However, pricing can also be seen as part of the customer onboarding strategy. Paying month to month may feel less risky for the customer. If they love your service, they might eventually switch to an annual contract.

Jul 5, 7:56PM EDT0
What are the best resources (books/blogs/websites) to read on enterprise sales for SaaS?
Jul 2, 8:30PM EDT0

Some of my favorite blogs about SaaS are:

 

Here are some books related to the psychology around making people willing to adopt a recurring revenue model which I had found helpful:

  • Hooked: How to Build Habit-Forming Products
  • For the Win: How Game Thinking Can Revolutionize Your Business
  • Delivering Happiness

Some of my favorite companies to follow (which are SaaS products):

  • Quickbooks (Intuit)
  • Mailchimp
  • HotJar
  • GitLab
  • Zapier
  • EventBrite
  • Trello
Jul 5, 4:53PM EDT0
What does it mean for a company's open source software distribution to be "certified"?
Jul 2, 8:22PM EDT0
What is something that most people fail to understand or have misconstrued ideas about when it comes to your business?
Jul 1, 3:43AM EDT0

I think the average person on the street has not given a whole lot of thought to the fact that they do not own the software on their phones or their computers, but rather a license that allows them to use the software in a specific way.

Jul 5, 4:49PM EDT0
What should a client expect when they hire you?
Jun 30, 8:39PM EDT1

The job that our customers (software publishers) hire us for is to help them set up usage rights to their software that is aligned with the way they wish to sell it.

Turns out its almost never worth building this in house, while most existing solutions are either difficult to use, or very expensive.

Jul 5, 4:47PM EDT0
What are the business that you target to have as your clients in LicenseSpring?
Jun 30, 1:57PM EDT0

We primarily serve desktop application developers for Mac, and who do not think selling on the Apple App Store is worth the exorbitant commission they ask for. We have the same functionality and support available for Windows-based application developers, but for some reason they don’t seem to sell on FastSpring as much as the Mac devs.

Jul 5, 4:48PM EDT0
How has LicenseSpring grown in terms of services offered from when you started out till now?
Jun 30, 1:45PM EDT0

We started off with a single client as a use-case and developed a solution that allowed them to handle the trial, and full version of the app that they offered.

We now have built out whole LicenseSpring platform and integration with Fastspring’s E-commerce platform, along with SDKs for Windows, Mac and iOS developers, to make it easy to integrate our licensing solution into any app. We have also extended the different types of licensing models available, as well as built a platform for customer support to manage the keys.

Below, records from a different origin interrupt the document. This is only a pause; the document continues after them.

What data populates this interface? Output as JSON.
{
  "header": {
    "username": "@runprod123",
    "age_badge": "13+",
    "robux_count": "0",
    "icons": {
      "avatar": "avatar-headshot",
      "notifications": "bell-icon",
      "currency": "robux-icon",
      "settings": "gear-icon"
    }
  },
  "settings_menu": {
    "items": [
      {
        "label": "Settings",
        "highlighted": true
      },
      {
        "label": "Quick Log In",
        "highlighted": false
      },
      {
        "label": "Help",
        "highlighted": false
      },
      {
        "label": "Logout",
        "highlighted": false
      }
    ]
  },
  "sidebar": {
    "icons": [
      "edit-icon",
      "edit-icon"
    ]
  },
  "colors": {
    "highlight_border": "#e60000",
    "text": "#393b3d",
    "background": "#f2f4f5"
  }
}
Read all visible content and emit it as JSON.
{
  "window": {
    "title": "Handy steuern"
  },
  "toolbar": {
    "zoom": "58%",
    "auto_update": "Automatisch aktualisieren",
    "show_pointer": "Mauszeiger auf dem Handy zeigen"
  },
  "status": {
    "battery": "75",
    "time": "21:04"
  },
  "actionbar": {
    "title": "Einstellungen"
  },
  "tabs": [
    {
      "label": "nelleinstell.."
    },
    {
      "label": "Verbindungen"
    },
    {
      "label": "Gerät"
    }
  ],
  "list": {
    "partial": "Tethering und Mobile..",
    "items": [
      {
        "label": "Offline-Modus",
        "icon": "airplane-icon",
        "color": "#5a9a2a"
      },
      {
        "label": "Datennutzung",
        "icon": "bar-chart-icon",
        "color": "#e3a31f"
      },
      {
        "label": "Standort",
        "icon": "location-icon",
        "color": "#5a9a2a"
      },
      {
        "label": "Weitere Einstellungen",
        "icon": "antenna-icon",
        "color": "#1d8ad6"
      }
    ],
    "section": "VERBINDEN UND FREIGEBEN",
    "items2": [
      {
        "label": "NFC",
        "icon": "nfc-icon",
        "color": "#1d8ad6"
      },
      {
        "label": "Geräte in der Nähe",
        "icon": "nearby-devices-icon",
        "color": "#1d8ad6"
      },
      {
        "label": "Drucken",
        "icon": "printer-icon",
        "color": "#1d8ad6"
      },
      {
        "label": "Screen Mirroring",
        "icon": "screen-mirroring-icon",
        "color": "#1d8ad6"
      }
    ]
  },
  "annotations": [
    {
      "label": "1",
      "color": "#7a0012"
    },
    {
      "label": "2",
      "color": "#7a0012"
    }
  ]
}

Last edited @ Jul 5, 4:44PM EDT.
Jul 5, 4:44PM EDT1
How the idea for License Spring came into being?
Jun 30, 7:32AM EDT0

Hi Dumohin,

I replied to a similar question posted by Jahan, thanks! 

Jul 5, 4:32PM EDT0
Can you name some of the benefits your clients get from using your license management solution?
Jun 30, 2:47AM EDT0

What strategies have you found most effective to market License Spring?

Jun 29, 8:43PM EDT0

Currently we have had some success contacting publishers directly. We have also seen some results by advertising on search engines.

Jul 5, 4:42PM EDT0
Who is your target market? What kind of businesses are best served using License Spring?
Jun 29, 8:19PM EDT0

We primarily serve desktop application developers for Mac, and who do not think selling on the Apple App Store is worth the commission they ask for. We have the same functionality available for Windows-based application developers, but for some reason they don’t seem to process on FastSpring as much as the Mac devs.

Jul 5, 4:42PM EDT0

How is your company any different from others like it? What is unique about you?

Jun 29, 8:13PM EDT0

I believe we are still the only FREE Enterprise-grade licensing solution :)

Jul 5, 4:41PM EDT0

What would be the motive for a tech company or a startup to monetize their software?

Jun 29, 3:58PM EDT0

Money supports the development of the software. It allows the developer to maintain and improve their software, purchase rights to embed other people’s software for components that are too costly to produce in-house, promote the software.

Jul 5, 4:40PM EDT0